_STUDY MATERIAL_
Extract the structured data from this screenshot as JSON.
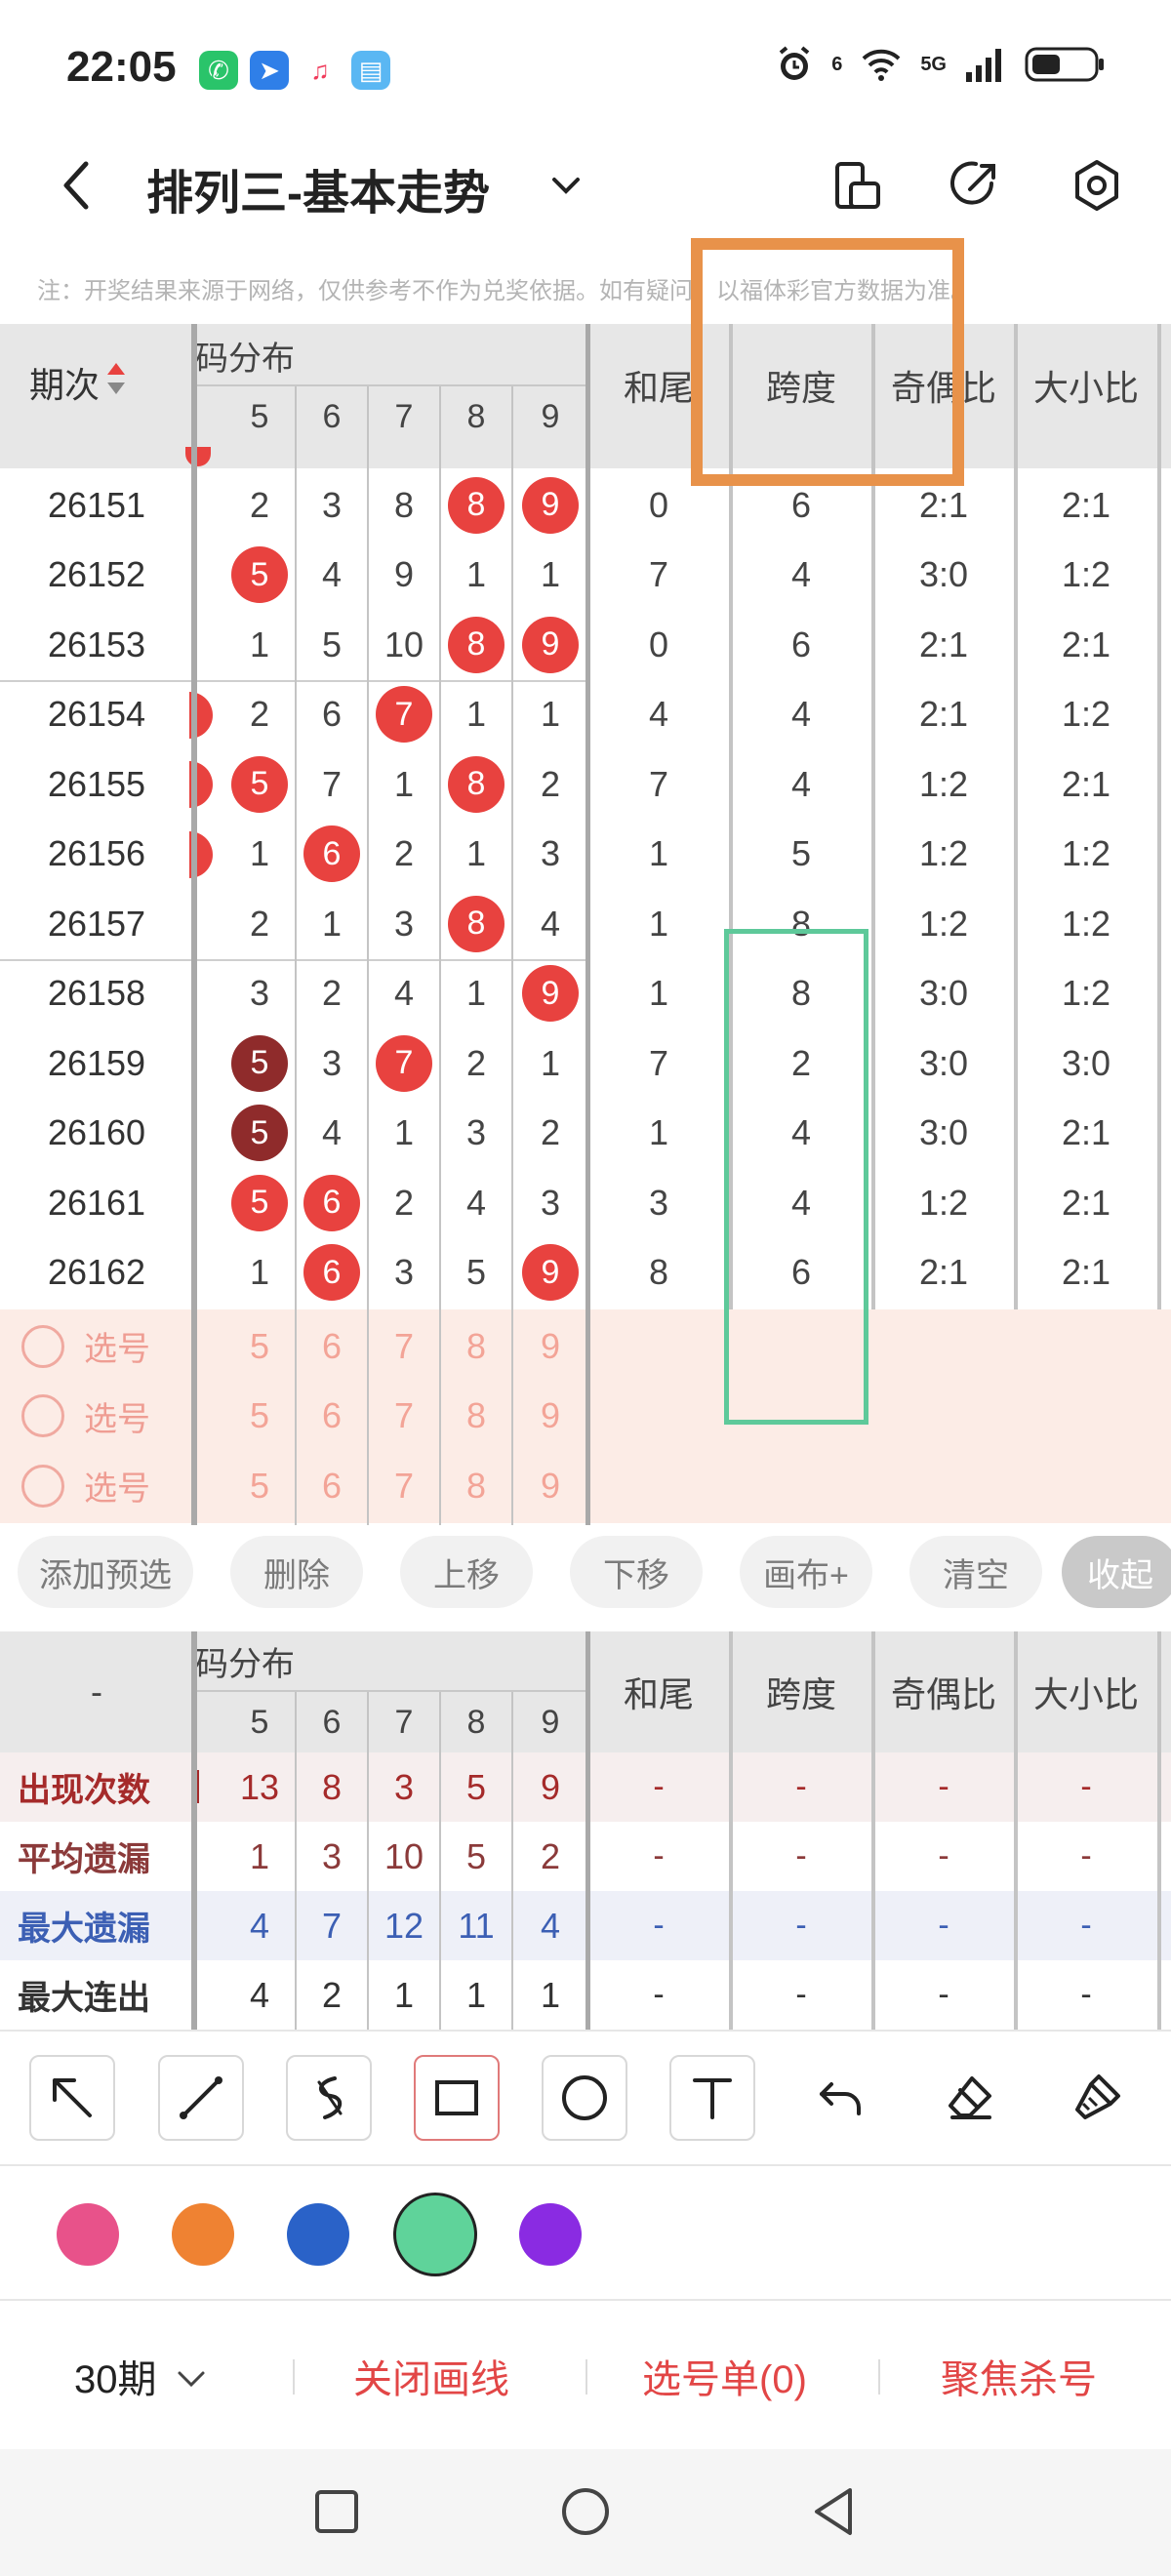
{
  "status": {
    "time": "22:05",
    "network": "5G",
    "signal_small": "6"
  },
  "header": {
    "title": "排列三-基本走势"
  },
  "notice": "注：开奖结果来源于网络，仅供参考不作为兑奖依据。如有疑问，以福体彩官方数据为准。",
  "table": {
    "col_period": "期次",
    "col_group": "号码分布",
    "digits": [
      "5",
      "6",
      "7",
      "8",
      "9"
    ],
    "col_hewei": "和尾",
    "col_kuadu": "跨度",
    "col_jiou": "奇偶比",
    "col_daxiao": "大小比",
    "rows": [
      {
        "period": "26151",
        "d": [
          "2",
          "3",
          "8",
          "8",
          "9"
        ],
        "balls": {
          "8": "red",
          "9": "red"
        },
        "hewei": "0",
        "kuadu": "6",
        "jiou": "2:1",
        "daxiao": "2:1"
      },
      {
        "period": "26152",
        "d": [
          "5",
          "4",
          "9",
          "1",
          "1"
        ],
        "balls": {
          "5": "red"
        },
        "hewei": "7",
        "kuadu": "4",
        "jiou": "3:0",
        "daxiao": "1:2"
      },
      {
        "period": "26153",
        "d": [
          "1",
          "5",
          "10",
          "8",
          "9"
        ],
        "balls": {
          "8": "red",
          "9": "red"
        },
        "hewei": "0",
        "kuadu": "6",
        "jiou": "2:1",
        "daxiao": "2:1"
      },
      {
        "period": "26154",
        "d": [
          "2",
          "6",
          "7",
          "1",
          "1"
        ],
        "balls": {
          "7": "red"
        },
        "hewei": "4",
        "kuadu": "4",
        "jiou": "2:1",
        "daxiao": "1:2"
      },
      {
        "period": "26155",
        "d": [
          "5",
          "7",
          "1",
          "8",
          "2"
        ],
        "balls": {
          "5": "red",
          "8": "red"
        },
        "hewei": "7",
        "kuadu": "4",
        "jiou": "1:2",
        "daxiao": "2:1"
      },
      {
        "period": "26156",
        "d": [
          "1",
          "6",
          "2",
          "1",
          "3"
        ],
        "balls": {
          "6": "red"
        },
        "hewei": "1",
        "kuadu": "5",
        "jiou": "1:2",
        "daxiao": "1:2"
      },
      {
        "period": "26157",
        "d": [
          "2",
          "1",
          "3",
          "8",
          "4"
        ],
        "balls": {
          "8": "red"
        },
        "hewei": "1",
        "kuadu": "8",
        "jiou": "1:2",
        "daxiao": "1:2"
      },
      {
        "period": "26158",
        "d": [
          "3",
          "2",
          "4",
          "1",
          "9"
        ],
        "balls": {
          "9": "red"
        },
        "hewei": "1",
        "kuadu": "8",
        "jiou": "3:0",
        "daxiao": "1:2"
      },
      {
        "period": "26159",
        "d": [
          "5",
          "3",
          "7",
          "2",
          "1"
        ],
        "balls": {
          "5": "dark",
          "7": "red"
        },
        "hewei": "7",
        "kuadu": "2",
        "jiou": "3:0",
        "daxiao": "3:0"
      },
      {
        "period": "26160",
        "d": [
          "5",
          "4",
          "1",
          "3",
          "2"
        ],
        "balls": {
          "5": "dark"
        },
        "hewei": "1",
        "kuadu": "4",
        "jiou": "3:0",
        "daxiao": "2:1"
      },
      {
        "period": "26161",
        "d": [
          "5",
          "6",
          "2",
          "4",
          "3"
        ],
        "balls": {
          "5": "red",
          "6": "red"
        },
        "hewei": "3",
        "kuadu": "4",
        "jiou": "1:2",
        "daxiao": "2:1"
      },
      {
        "period": "26162",
        "d": [
          "1",
          "6",
          "3",
          "5",
          "9"
        ],
        "balls": {
          "6": "red",
          "9": "red"
        },
        "hewei": "8",
        "kuadu": "6",
        "jiou": "2:1",
        "daxiao": "2:1"
      }
    ],
    "select_rows": [
      {
        "label": "选号",
        "digits": [
          "5",
          "6",
          "7",
          "8",
          "9"
        ]
      },
      {
        "label": "选号",
        "digits": [
          "5",
          "6",
          "7",
          "8",
          "9"
        ]
      },
      {
        "label": "选号",
        "digits": [
          "5",
          "6",
          "7",
          "8",
          "9"
        ]
      }
    ]
  },
  "actions": [
    {
      "label": "添加预选",
      "dark": false
    },
    {
      "label": "删除",
      "dark": false
    },
    {
      "label": "上移",
      "dark": false
    },
    {
      "label": "下移",
      "dark": false
    },
    {
      "label": "画布+",
      "dark": false
    },
    {
      "label": "清空",
      "dark": false
    },
    {
      "label": "收起",
      "dark": true
    }
  ],
  "stats": {
    "corner": "-",
    "col_group": "号码分布",
    "digits": [
      "5",
      "6",
      "7",
      "8",
      "9"
    ],
    "col_hewei": "和尾",
    "col_kuadu": "跨度",
    "col_jiou": "奇偶比",
    "col_daxiao": "大小比",
    "rows": [
      {
        "label": "出现次数",
        "color": "#a52a2a",
        "bg": "#f6eeee",
        "values": [
          "13",
          "8",
          "3",
          "5",
          "9"
        ],
        "rest": [
          "-",
          "-",
          "-",
          "-"
        ]
      },
      {
        "label": "平均遗漏",
        "color": "#8b3a3a",
        "bg": "#ffffff",
        "values": [
          "1",
          "3",
          "10",
          "5",
          "2"
        ],
        "rest": [
          "-",
          "-",
          "-",
          "-"
        ]
      },
      {
        "label": "最大遗漏",
        "color": "#3c5fb4",
        "bg": "#eef0f8",
        "values": [
          "4",
          "7",
          "12",
          "11",
          "4"
        ],
        "rest": [
          "-",
          "-",
          "-",
          "-"
        ]
      },
      {
        "label": "最大连出",
        "color": "#333333",
        "bg": "#ffffff",
        "values": [
          "4",
          "2",
          "1",
          "1",
          "1"
        ],
        "rest": [
          "-",
          "-",
          "-",
          "-"
        ]
      }
    ]
  },
  "tools": [
    "arrow-tool",
    "line-tool",
    "curve-tool",
    "rectangle-tool",
    "circle-tool",
    "text-tool",
    "undo-tool",
    "eraser-tool",
    "brush-tool"
  ],
  "colors": [
    "#e8528a",
    "#ef8232",
    "#2a62c8",
    "#5fd39a",
    "#8a2be2"
  ],
  "selected_color": "#5fd39a",
  "bottom": {
    "period_select": "30期",
    "close_lines": "关闭画线",
    "pick_list": "选号单(0)",
    "focus_kill": "聚焦杀号"
  }
}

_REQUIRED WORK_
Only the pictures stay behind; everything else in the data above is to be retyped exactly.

_ANSWER TO THE EXERCISE_
Extract the structured data from this screenshot as JSON.
{
  "status": {
    "time": "22:05",
    "network": "5G",
    "signal_small": "6"
  },
  "header": {
    "title": "排列三-基本走势"
  },
  "notice": "注：开奖结果来源于网络，仅供参考不作为兑奖依据。如有疑问，以福体彩官方数据为准。",
  "table": {
    "col_period": "期次",
    "col_group": "号码分布",
    "digits": [
      "5",
      "6",
      "7",
      "8",
      "9"
    ],
    "col_hewei": "和尾",
    "col_kuadu": "跨度",
    "col_jiou": "奇偶比",
    "col_daxiao": "大小比",
    "rows": [
      {
        "period": "26151",
        "d": [
          "2",
          "3",
          "8",
          "8",
          "9"
        ],
        "balls": {
          "8": "red",
          "9": "red"
        },
        "hewei": "0",
        "kuadu": "6",
        "jiou": "2:1",
        "daxiao": "2:1"
      },
      {
        "period": "26152",
        "d": [
          "5",
          "4",
          "9",
          "1",
          "1"
        ],
        "balls": {
          "5": "red"
        },
        "hewei": "7",
        "kuadu": "4",
        "jiou": "3:0",
        "daxiao": "1:2"
      },
      {
        "period": "26153",
        "d": [
          "1",
          "5",
          "10",
          "8",
          "9"
        ],
        "balls": {
          "8": "red",
          "9": "red"
        },
        "hewei": "0",
        "kuadu": "6",
        "jiou": "2:1",
        "daxiao": "2:1"
      },
      {
        "period": "26154",
        "d": [
          "2",
          "6",
          "7",
          "1",
          "1"
        ],
        "balls": {
          "7": "red"
        },
        "hewei": "4",
        "kuadu": "4",
        "jiou": "2:1",
        "daxiao": "1:2"
      },
      {
        "period": "26155",
        "d": [
          "5",
          "7",
          "1",
          "8",
          "2"
        ],
        "balls": {
          "5": "red",
          "8": "red"
        },
        "hewei": "7",
        "kuadu": "4",
        "jiou": "1:2",
        "daxiao": "2:1"
      },
      {
        "period": "26156",
        "d": [
          "1",
          "6",
          "2",
          "1",
          "3"
        ],
        "balls": {
          "6": "red"
        },
        "hewei": "1",
        "kuadu": "5",
        "jiou": "1:2",
        "daxiao": "1:2"
      },
      {
        "period": "26157",
        "d": [
          "2",
          "1",
          "3",
          "8",
          "4"
        ],
        "balls": {
          "8": "red"
        },
        "hewei": "1",
        "kuadu": "8",
        "jiou": "1:2",
        "daxiao": "1:2"
      },
      {
        "period": "26158",
        "d": [
          "3",
          "2",
          "4",
          "1",
          "9"
        ],
        "balls": {
          "9": "red"
        },
        "hewei": "1",
        "kuadu": "8",
        "jiou": "3:0",
        "daxiao": "1:2"
      },
      {
        "period": "26159",
        "d": [
          "5",
          "3",
          "7",
          "2",
          "1"
        ],
        "balls": {
          "5": "dark",
          "7": "red"
        },
        "hewei": "7",
        "kuadu": "2",
        "jiou": "3:0",
        "daxiao": "3:0"
      },
      {
        "period": "26160",
        "d": [
          "5",
          "4",
          "1",
          "3",
          "2"
        ],
        "balls": {
          "5": "dark"
        },
        "hewei": "1",
        "kuadu": "4",
        "jiou": "3:0",
        "daxiao": "2:1"
      },
      {
        "period": "26161",
        "d": [
          "5",
          "6",
          "2",
          "4",
          "3"
        ],
        "balls": {
          "5": "red",
          "6": "red"
        },
        "hewei": "3",
        "kuadu": "4",
        "jiou": "1:2",
        "daxiao": "2:1"
      },
      {
        "period": "26162",
        "d": [
          "1",
          "6",
          "3",
          "5",
          "9"
        ],
        "balls": {
          "6": "red",
          "9": "red"
        },
        "hewei": "8",
        "kuadu": "6",
        "jiou": "2:1",
        "daxiao": "2:1"
      }
    ],
    "select_rows": [
      {
        "label": "选号",
        "digits": [
          "5",
          "6",
          "7",
          "8",
          "9"
        ]
      },
      {
        "label": "选号",
        "digits": [
          "5",
          "6",
          "7",
          "8",
          "9"
        ]
      },
      {
        "label": "选号",
        "digits": [
          "5",
          "6",
          "7",
          "8",
          "9"
        ]
      }
    ]
  },
  "actions": [
    {
      "label": "添加预选",
      "dark": false
    },
    {
      "label": "删除",
      "dark": false
    },
    {
      "label": "上移",
      "dark": false
    },
    {
      "label": "下移",
      "dark": false
    },
    {
      "label": "画布+",
      "dark": false
    },
    {
      "label": "清空",
      "dark": false
    },
    {
      "label": "收起",
      "dark": true
    }
  ],
  "stats": {
    "corner": "-",
    "col_group": "号码分布",
    "digits": [
      "5",
      "6",
      "7",
      "8",
      "9"
    ],
    "col_hewei": "和尾",
    "col_kuadu": "跨度",
    "col_jiou": "奇偶比",
    "col_daxiao": "大小比",
    "rows": [
      {
        "label": "出现次数",
        "color": "#a52a2a",
        "bg": "#f6eeee",
        "values": [
          "13",
          "8",
          "3",
          "5",
          "9"
        ],
        "rest": [
          "-",
          "-",
          "-",
          "-"
        ]
      },
      {
        "label": "平均遗漏",
        "color": "#8b3a3a",
        "bg": "#ffffff",
        "values": [
          "1",
          "3",
          "10",
          "5",
          "2"
        ],
        "rest": [
          "-",
          "-",
          "-",
          "-"
        ]
      },
      {
        "label": "最大遗漏",
        "color": "#3c5fb4",
        "bg": "#eef0f8",
        "values": [
          "4",
          "7",
          "12",
          "11",
          "4"
        ],
        "rest": [
          "-",
          "-",
          "-",
          "-"
        ]
      },
      {
        "label": "最大连出",
        "color": "#333333",
        "bg": "#ffffff",
        "values": [
          "4",
          "2",
          "1",
          "1",
          "1"
        ],
        "rest": [
          "-",
          "-",
          "-",
          "-"
        ]
      }
    ]
  },
  "tools": [
    "arrow-tool",
    "line-tool",
    "curve-tool",
    "rectangle-tool",
    "circle-tool",
    "text-tool",
    "undo-tool",
    "eraser-tool",
    "brush-tool"
  ],
  "colors": [
    "#e8528a",
    "#ef8232",
    "#2a62c8",
    "#5fd39a",
    "#8a2be2"
  ],
  "selected_color": "#5fd39a",
  "bottom": {
    "period_select": "30期",
    "close_lines": "关闭画线",
    "pick_list": "选号单(0)",
    "focus_kill": "聚焦杀号"
  }
}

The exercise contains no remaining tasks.